Directions for this task | Each line of the entries below that includes "text" belongs in your answer.

Element data from apps and pages:
^^^^

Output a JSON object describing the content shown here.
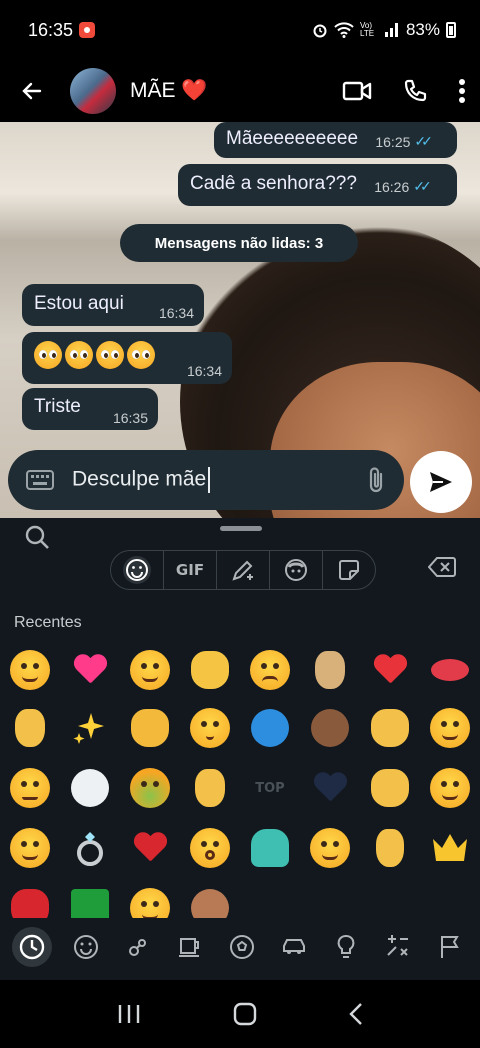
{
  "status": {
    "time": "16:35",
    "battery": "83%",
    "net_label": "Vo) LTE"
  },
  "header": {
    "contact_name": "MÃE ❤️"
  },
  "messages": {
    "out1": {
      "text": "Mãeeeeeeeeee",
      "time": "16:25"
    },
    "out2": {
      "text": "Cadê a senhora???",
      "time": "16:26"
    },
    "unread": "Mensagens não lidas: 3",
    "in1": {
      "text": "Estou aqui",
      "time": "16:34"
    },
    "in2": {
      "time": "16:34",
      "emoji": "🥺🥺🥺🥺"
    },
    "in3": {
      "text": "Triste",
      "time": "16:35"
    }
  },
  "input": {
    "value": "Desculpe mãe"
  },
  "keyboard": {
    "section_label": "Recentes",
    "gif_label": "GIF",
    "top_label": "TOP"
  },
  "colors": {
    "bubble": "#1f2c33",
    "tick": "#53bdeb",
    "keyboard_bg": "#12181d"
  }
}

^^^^

Problem solution |
      "text": "Mãeeeeeeeeee",
      "text": "Cadê a senhora???",
      "text": "Estou aqui",
      "text": "Triste",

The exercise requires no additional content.